Bitcoin, Ethereum and a couple of other digital currencies held near the recent levels of pre-Brexit referendum before a difficult week marked by volatility.
Bitcoin was hovering below $6,100 Monday but came closer to $7,000. Ethereum bounced from the lows of the week to trade in the $600s. Other larger cryptocurrencies like XRP and Bitcoin Cash also fell more than 20 percent but regained ground.
Bitcoin rose as much as 1,150 percent in 2017 but plunged more than 70 percent this year.
Monday’s price gauges remained well below the $19,000 bitcoin briefly traded for earlier this year. But from Tuesday’s low of $1,500 in early June to Monday’s highs, it would be a nearly 400 percent jump.
The price of bitcoin is to some degree a psychological phenomenon, reflecting how digital currency fever appeals to individual investors who fear missing out on its future. Some institutions, though, have been slow to embrace digital currencies, at least initially.
For instance, European Central Bank governor Mario Draghi referred to the volatility in bitcoin at a press conference after the central bank’s governing council meeting in Sintra, Portugal last month. “There is obviously a lot of activity, but because of the variations it is difficult to say whether or not it is a legitimate form of money,” he said.
Most of the major investment banks have been cautious. JPMorgan Chase Chief Executive Jamie Dimon made the shock remarks that “Bitcoin is a fraud,” said in a March conference call.
But independent economist and finance professor Mark Hulbert said that JPMorgan Chase’s size might encourage it to open its wallets.
“At a bank with $2.2 trillion in assets, JPMorgan has already moved into almost every financial trade and investment in the world,” Hulbert wrote. “In so doing, it could be a fierce advocate of digital money. In theory at least, it has the financial power and reach to accelerate the spread of bitcoin.”
The steady price support was comforting to market watchers, but Russia’s central bank warned that cryptocurrencies have little-to-no practical use.

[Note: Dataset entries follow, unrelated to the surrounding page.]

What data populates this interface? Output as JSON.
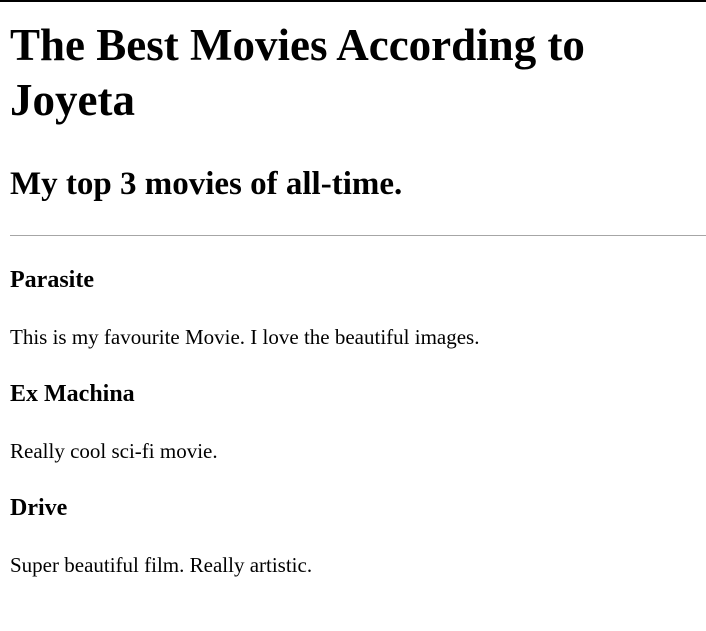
{
  "page": {
    "title": "The Best Movies According to Joyeta",
    "subtitle": "My top 3 movies of all-time."
  },
  "movies": [
    {
      "name": "Parasite",
      "description": "This is my favourite Movie. I love the beautiful images."
    },
    {
      "name": "Ex Machina",
      "description": "Really cool sci-fi movie."
    },
    {
      "name": "Drive",
      "description": "Super beautiful film. Really artistic."
    }
  ]
}
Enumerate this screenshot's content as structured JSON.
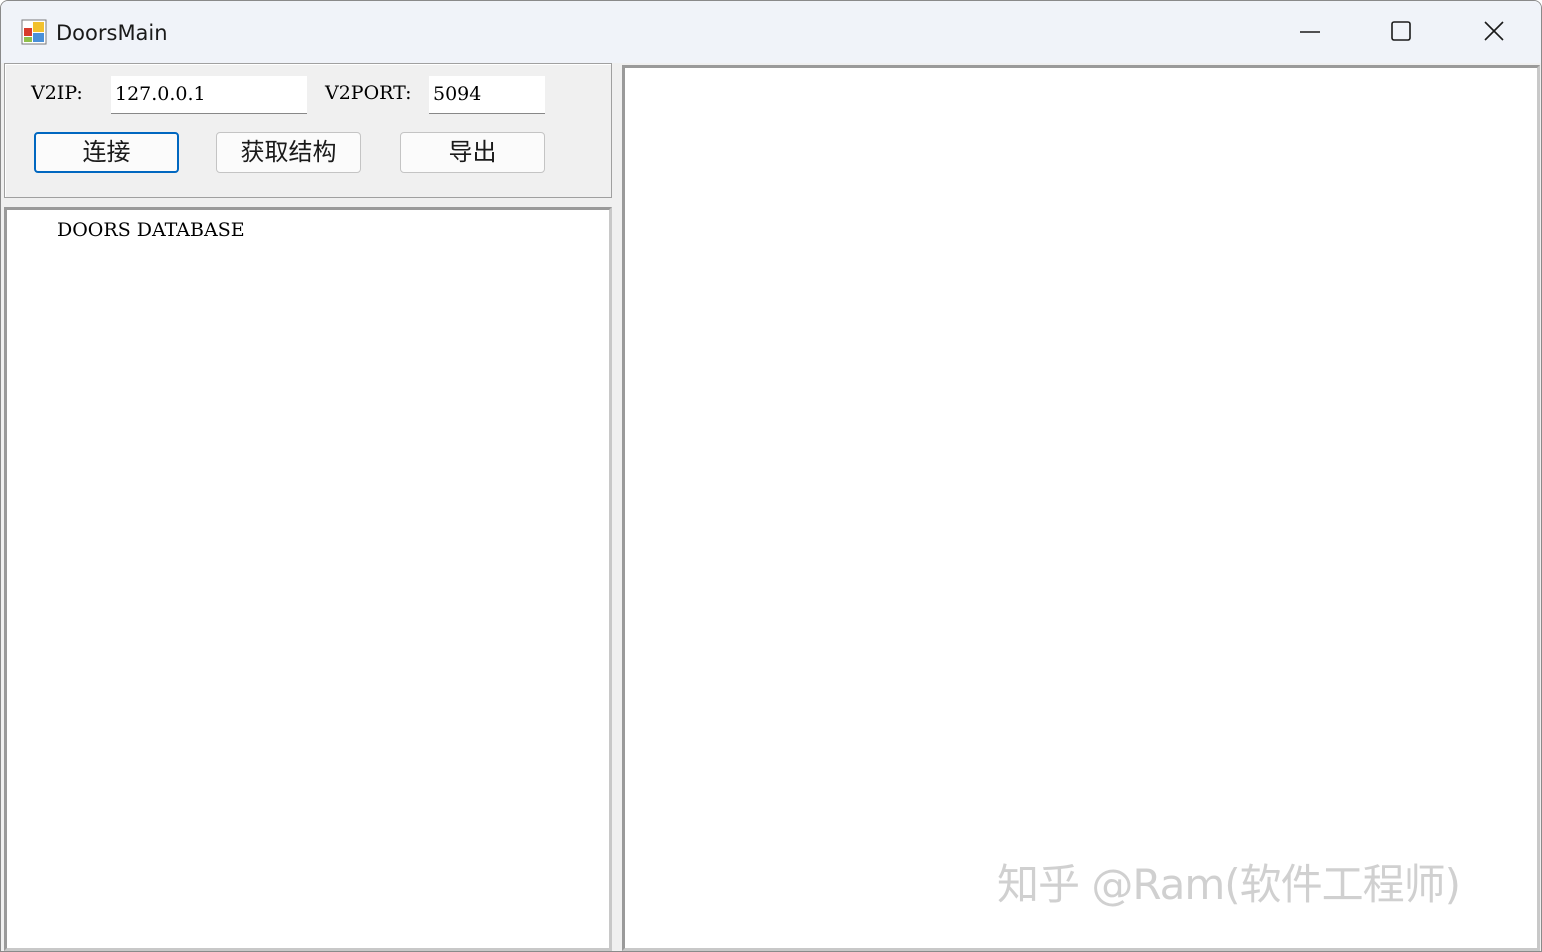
{
  "window": {
    "title": "DoorsMain"
  },
  "titlebar_buttons": {
    "minimize": "minimize-icon",
    "maximize": "maximize-icon",
    "close": "close-icon"
  },
  "connection": {
    "ip_label": "V2IP:",
    "ip_value": "127.0.0.1",
    "port_label": "V2PORT:",
    "port_value": "5094"
  },
  "toolbar": {
    "connect_label": "连接",
    "get_structure_label": "获取结构",
    "export_label": "导出"
  },
  "tree": {
    "items": [
      {
        "label": "DOORS DATABASE"
      }
    ]
  },
  "watermark": {
    "text": "知乎 @Ram(软件工程师)"
  },
  "colors": {
    "focus_accent": "#0067c0",
    "titlebar_bg": "#f0f3f9",
    "panel_bg": "#f0f0f0"
  }
}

“We do not consider crypto-currencies as the most stable instruments with regard to their price and distribution fluctuations. They are speculative in nature,” Russian central bank governor Elvira Nabiullina said in a statement Friday. “The fact that so-called cryptocurrencies can be used as a financial mechanism cannot escape the possibility of their collapse.”

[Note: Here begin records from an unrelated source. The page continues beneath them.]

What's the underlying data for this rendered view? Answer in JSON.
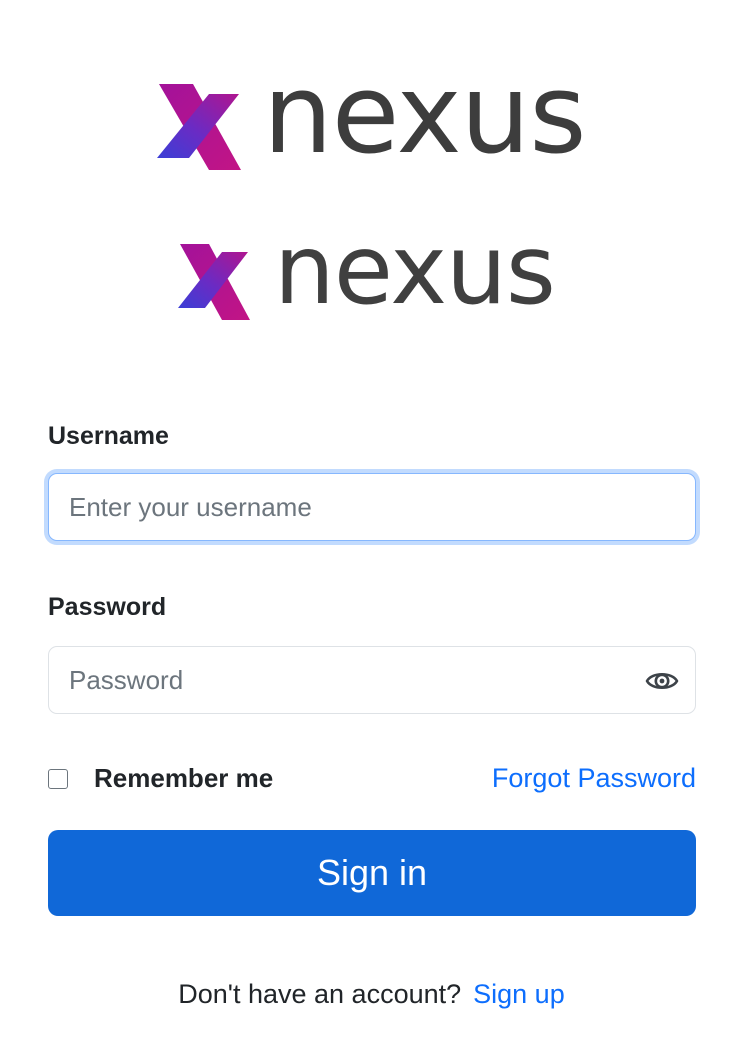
{
  "brand": {
    "name": "nexus",
    "logo_icon": "x-mark-logo-icon",
    "colors": {
      "logo_purple": "#a3129a",
      "logo_blue": "#3b3fd6",
      "logo_text": "#3d3d3d"
    }
  },
  "form": {
    "username_label": "Username",
    "username_placeholder": "Enter your username",
    "username_value": "",
    "password_label": "Password",
    "password_placeholder": "Password",
    "password_value": "",
    "password_toggle_icon": "eye-icon",
    "remember_label": "Remember me",
    "remember_checked": false,
    "forgot_label": "Forgot Password",
    "submit_label": "Sign in"
  },
  "footer": {
    "prompt": "Don't have an account?",
    "signup_label": "Sign up"
  },
  "theme": {
    "primary": "#1068d8",
    "link": "#0d6efd",
    "focus_ring": "#86b7fe"
  }
}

Hulbert said that the cryptocurrencies’ status as a speculative investment vehicle concerns some bankers as much as their long-term value.

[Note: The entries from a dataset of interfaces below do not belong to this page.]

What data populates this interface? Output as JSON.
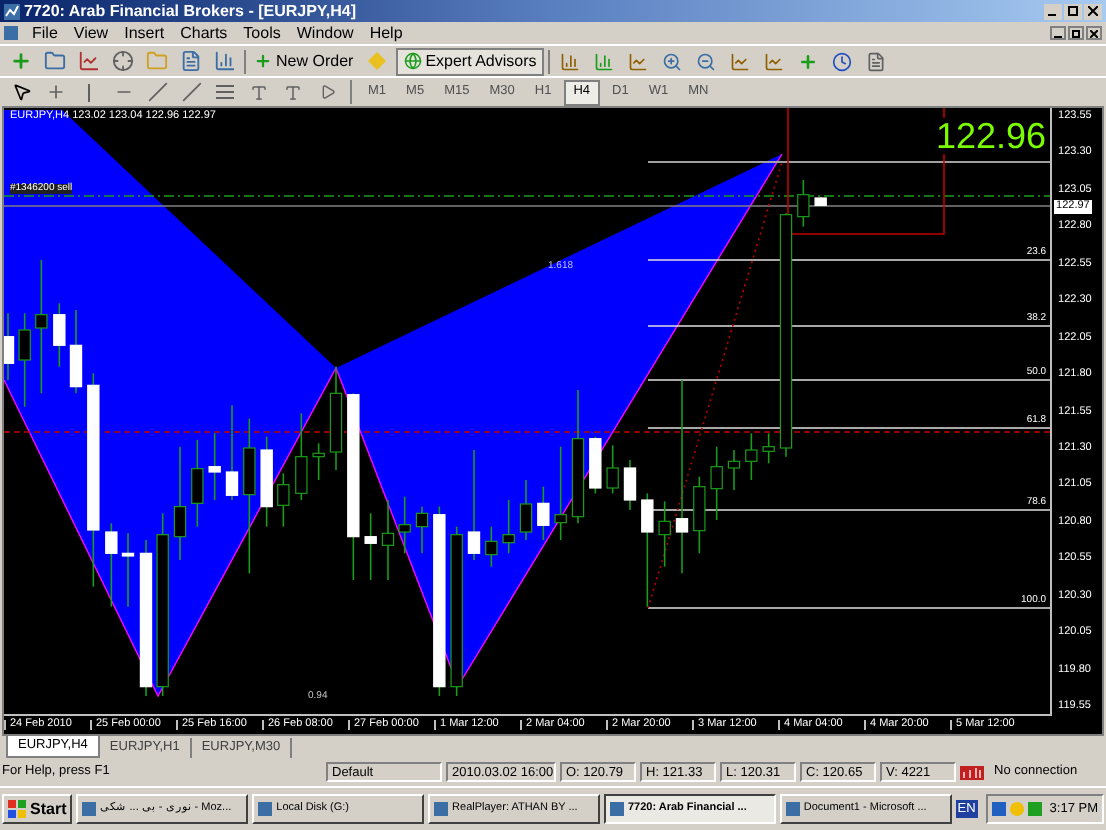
{
  "window": {
    "title": "7720: Arab Financial Brokers - [EURJPY,H4]"
  },
  "menu": [
    "File",
    "View",
    "Insert",
    "Charts",
    "Tools",
    "Window",
    "Help"
  ],
  "toolbar": {
    "new_order": "New Order",
    "expert_advisors": "Expert Advisors"
  },
  "timeframes": [
    {
      "label": "M1",
      "selected": false
    },
    {
      "label": "M5",
      "selected": false
    },
    {
      "label": "M15",
      "selected": false
    },
    {
      "label": "M30",
      "selected": false
    },
    {
      "label": "H1",
      "selected": false
    },
    {
      "label": "H4",
      "selected": true
    },
    {
      "label": "D1",
      "selected": false
    },
    {
      "label": "W1",
      "selected": false
    },
    {
      "label": "MN",
      "selected": false
    }
  ],
  "chart": {
    "info": "EURJPY,H4 123.02 123.04 122.96 122.97",
    "order_label": "#1346200 sell",
    "big_price": "122.96",
    "pattern_labels": [
      "1.618",
      "0.94"
    ],
    "fib_levels": [
      "23.6",
      "38.2",
      "50.0",
      "61.8",
      "78.6",
      "100.0"
    ],
    "price_axis": [
      "123.55",
      "123.30",
      "123.05",
      "122.80",
      "122.55",
      "122.30",
      "122.05",
      "121.80",
      "121.55",
      "121.30",
      "121.05",
      "120.80",
      "120.55",
      "120.30",
      "120.05",
      "119.80",
      "119.55"
    ],
    "current_price": "122.97",
    "time_axis": [
      "24 Feb 2010",
      "25 Feb 00:00",
      "25 Feb 16:00",
      "26 Feb 08:00",
      "27 Feb 00:00",
      "1 Mar 12:00",
      "2 Mar 04:00",
      "2 Mar 20:00",
      "3 Mar 12:00",
      "4 Mar 04:00",
      "4 Mar 20:00",
      "5 Mar 12:00"
    ]
  },
  "chart_tabs": [
    {
      "label": "EURJPY,H4",
      "selected": true
    },
    {
      "label": "EURJPY,H1",
      "selected": false
    },
    {
      "label": "EURJPY,M30",
      "selected": false
    }
  ],
  "status_bar": {
    "help": "For Help, press F1",
    "profile": "Default",
    "time": "2010.03.02 16:00",
    "ohlcv": [
      "O: 120.79",
      "H: 121.33",
      "L: 120.31",
      "C: 120.65",
      "V: 4221"
    ],
    "connection": "No connection"
  },
  "taskbar": {
    "start": "Start",
    "tasks": [
      {
        "label": "نوری - بی ... شکی - Moz...",
        "selected": false
      },
      {
        "label": "Local Disk (G:)",
        "selected": false
      },
      {
        "label": "RealPlayer: ATHAN BY ...",
        "selected": false
      },
      {
        "label": "7720: Arab Financial ...",
        "selected": true
      },
      {
        "label": "Document1 - Microsoft ...",
        "selected": false
      }
    ],
    "language": "EN",
    "clock": "3:17 PM"
  }
}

“The central banks that control the currency can manage the ups and downs of the currency, but if prices and confidence become too fragile and slip away, in the ultimate mad dash to safety, they will be the ones that will fail,” he said.